As our planet rolls through a cloud of cosmic debris, we’re set for a spectacular display as part of the Taurid meteor shower. Fireballs, by the way, is just another word for an especially bright meteor.
What are the Taurids?
The Taurids are an annual meteor shower that peaks in late October and early November, giving them the affectionate nickname of ‘Halloween fireballs’.
They are associated with the comet Encke, and are believed to be caused by the debris of a much larger comet which broke apart thousands of years ago.
The meteors we see in the sky are fragments of that debris burning up as they pass through the Earth’s atmosphere.
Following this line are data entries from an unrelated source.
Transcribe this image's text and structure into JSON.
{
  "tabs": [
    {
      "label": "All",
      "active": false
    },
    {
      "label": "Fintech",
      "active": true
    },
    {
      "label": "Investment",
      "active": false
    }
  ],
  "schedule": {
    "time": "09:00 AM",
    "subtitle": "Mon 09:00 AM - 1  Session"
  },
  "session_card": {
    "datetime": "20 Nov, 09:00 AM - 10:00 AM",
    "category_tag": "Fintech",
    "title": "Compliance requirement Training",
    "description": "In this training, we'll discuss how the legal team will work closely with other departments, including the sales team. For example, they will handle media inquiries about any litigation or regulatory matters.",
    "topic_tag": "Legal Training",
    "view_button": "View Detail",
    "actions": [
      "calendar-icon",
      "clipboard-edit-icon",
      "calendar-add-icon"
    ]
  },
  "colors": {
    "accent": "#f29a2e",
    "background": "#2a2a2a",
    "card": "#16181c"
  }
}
Their name comes from the fact that they appear to originate from within the area of sky dominated by the constellation Taurus.
They’re also made up of much larger material than other meteor showers. Where most showers involve grains of dust, the Taurids can be the size of a small pebble.
When’s the best time to see them?
The cloud of debris that causes the shower is one of the biggest in the inner solar system, which gives the Taurids an extended period of activity in the night sky.
The shower has actually been visible since around October 20, and is set to continue to be seen until roughly December 10. But it will be at its most active peak this weekend, across the evenings of November 11 – 12, so that’s your best chance to catch a glimpse.
How regular will the meteors be?
When it comes to the regularity of the Taurid meteor shower, they pale in comparison to their much more active cousins like the Geminids or Perseids (which can produce 100 meteors per hour).
The Taurids can only boast five meteors per hour at their peak, but there are rewards in store for stargazers willing to put in the time to spot one.
The Taurids enter the atmosphere slower than during other meteor showers, and they tend to be made of larger particles, which means they can create impressively bright fireballs in the sky.
Fear not. Though large fireballs have been reported around the time of the Taurid meteor shower in the past, they are nothing more than small chunks of rock burning up miles above our heads, at a speed of about 130,000 mph.
What do I need to see them?
Meteor showers are typically visible with the naked eye, and so no special equipment is needed to view the celestial spectacle.
The Taurids are even brighter than most, so you should have no trouble at all picking them out as they streak across the sky.
Of course, whether Britain will be subject to clear skies is another matter: the current forecast is for unsettled and rainy weather across the weekend.